Doing the life dance, I’ve learned there’s a cost. Over the years, I’ve heard many people talk about boundaries and how well boundaries manage friendships and relationships… Maybe true, maybe not.
I’m not a fan of the way most people attempt to set boundaries. Not only is the method self serving and ineffective, but more often than not, blatantly RUDE.
Example: Discussions of religion or politics.
These topics are not readily acceptable in public, but if you have a problem with them being discussed, YOU are the one with the problem, not everyone in the room. Most adults are capable of having a conversation without attacking others, and those who understand that others have a difference of opinion may disagree, but they don’t attack.
Those who don’t understand this may need a little help, a boundary if you like, to adjust their message a bit.
A good boundary would be, “I disagree with what you’re saying and we’re not going to be able to agree, but I appreciate you sharing. Now, might be a good time to change the topic. My grandmother has taken up ballet dancing in France, would you like to see her photos?”
A bad boundary is, “What you say offends me and I expect an apology from you before I can continue to talk to you.”

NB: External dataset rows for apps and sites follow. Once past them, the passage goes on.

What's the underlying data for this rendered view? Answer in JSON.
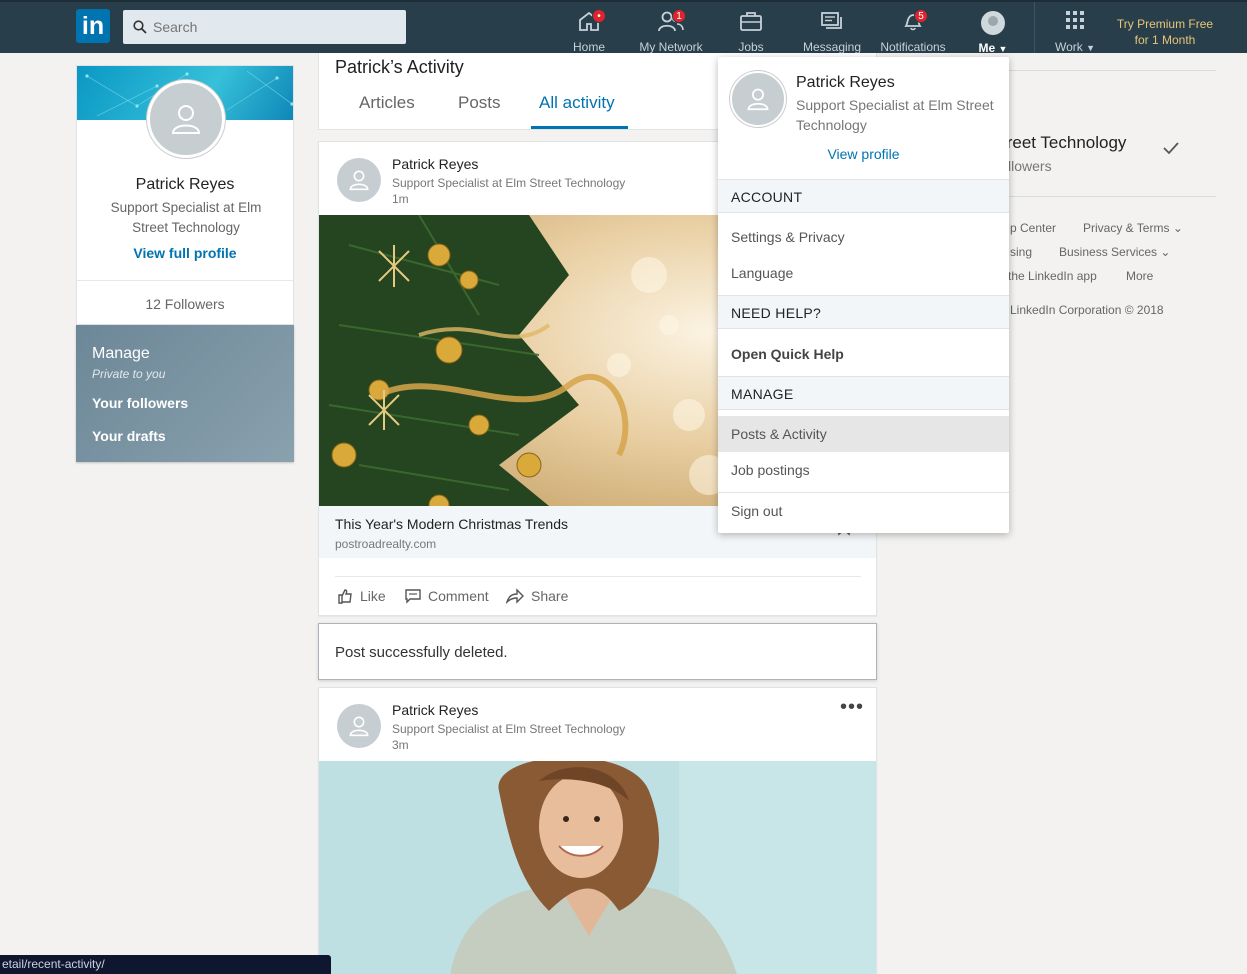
{
  "nav": {
    "logo_text": "in",
    "search_placeholder": "Search",
    "items": [
      {
        "label": "Home",
        "badge": "•"
      },
      {
        "label": "My Network",
        "badge": "1"
      },
      {
        "label": "Jobs",
        "badge": ""
      },
      {
        "label": "Messaging",
        "badge": ""
      },
      {
        "label": "Notifications",
        "badge": "5"
      },
      {
        "label": "Me"
      },
      {
        "label": "Work"
      }
    ],
    "premium_line1": "Try Premium Free",
    "premium_line2": "for 1 Month",
    "accent_color": "#0073b1",
    "bar_color": "#283e4a"
  },
  "profile": {
    "name": "Patrick Reyes",
    "headline": "Support Specialist at Elm Street Technology",
    "view_link": "View full profile",
    "followers": "12 Followers"
  },
  "manage": {
    "title": "Manage",
    "subtitle": "Private to you",
    "links": [
      "Your followers",
      "Your drafts"
    ]
  },
  "activity": {
    "title": "Patrick’s Activity",
    "tabs": [
      "Articles",
      "Posts",
      "All activity"
    ],
    "active_tab": "All activity"
  },
  "posts": [
    {
      "author": "Patrick Reyes",
      "headline": "Support Specialist at Elm Street Technology",
      "time": "1m",
      "link_title": "This Year's Modern Christmas Trends",
      "link_source": "postroadrealty.com",
      "actions": [
        "Like",
        "Comment",
        "Share"
      ]
    },
    {
      "author": "Patrick Reyes",
      "headline": "Support Specialist at Elm Street Technology",
      "time": "3m"
    }
  ],
  "toast": "Post successfully deleted.",
  "right": {
    "company": "treet Technology",
    "followers": "llowers",
    "footer_links": [
      "p Center",
      "Privacy & Terms",
      "sing",
      "Business Services",
      "the LinkedIn app",
      "More"
    ],
    "copyright": "LinkedIn Corporation © 2018"
  },
  "dropdown": {
    "name": "Patrick Reyes",
    "headline": "Support Specialist at Elm Street Technology",
    "view_profile": "View profile",
    "sections": [
      {
        "title": "ACCOUNT",
        "items": [
          "Settings & Privacy",
          "Language"
        ]
      },
      {
        "title": "NEED HELP?",
        "items": [
          "Open Quick Help"
        ]
      },
      {
        "title": "MANAGE",
        "items": [
          "Posts & Activity",
          "Job postings"
        ]
      }
    ],
    "sign_out": "Sign out"
  },
  "status_url": "etail/recent-activity/"
}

The first example, the speaker takes responsibility for his/her own feelings, states the fact that the two won’t agree and acknowledge the other person’s right to have an opinion, then moves on to a different topic.
The second example, the speaker gives ALL responsibility for the offense to the other person, demands an apology, and figuratively “takes his toys and goes home.”
Either example can be used by the person who feels offended, but the second one takes no responsibility for his personal choices. This social boundary is one that prevails more often than not, leaving the person who feels offended with no personal control over his/her feelings. OOOPS. Do they want NO CONTROL over their feelings?
When friendship goes wrong because boundaries are wrongly used, the person who gave up all responsibility for their personal feelings becomes a “self-made” VICTIM waiting indefinitely for their “proclaimed abuser” to validate their existence and victim status by apologizing for having an opinion. The second person if they fall for the demand, then becomes an enabler, actuating the victim status with the proposed apology, and feeling frustrated themselves for having apologized for something they feel no REAL guilt over.
Psycho-babble? Yes, of the worst kind.
Often, so called psychiatrists, dig deep into a person’s psychic and offer perceived explanations for self-created victim status, applauding the “victim” for seeking help. Psychiatrists and Counselors make BIG Money applauding victims in their pursuit of “help” as they spend hours listening to the “victim” explain how others have wronged them, wrongly.
In all the counseling sessions I’ve attended (and there have been a few), there were VERY few trained counselors who indicated that I should take responsibility for my own actions/reactions and either move on from a relationship or simply let go of the relationship to allow the other person to take responsibility for their own actions. More often, the counselor/psychiatrist indicated I should seek to repair the broken relationship by explaining to the other person their fault in the break.
No. No… No! That’s not the solution!
With any situation, if you can OWN it, you can FIX it.
Take responsibility for the broken relationship. Understand your own part in the situation and acknowledge that you might have been at fault, then fix it if you can. If you can’t fix it, take responsibility for your own choices and walk away – NOT A VICTIM. Don’t jump into the fire accepting all responsibility if it isn’t yours, that enables a victim mentality in the other person. But do own your part in the situation and FIX that part. If there’s more and you can’t fix it, see if you can discuss it with the other person, but if there’s no option for fixing the problem other than enabling the person to continue being a victim, stop there.
Say this, “I love you and I am at fault for my part of this issue. I’ll fix that, but I can’t take responsibility for your part of the problem. It’s been a lovely friendship and I’ll miss you, but I won’t carry your part of our friendship as well as my own. God bless you my friend, I’ll be praying for you.”
And let them go their way, with your blessings.
Tell me how you handle broken friendships and how you might fix one, if possible. I’d like other thoughts on this issue.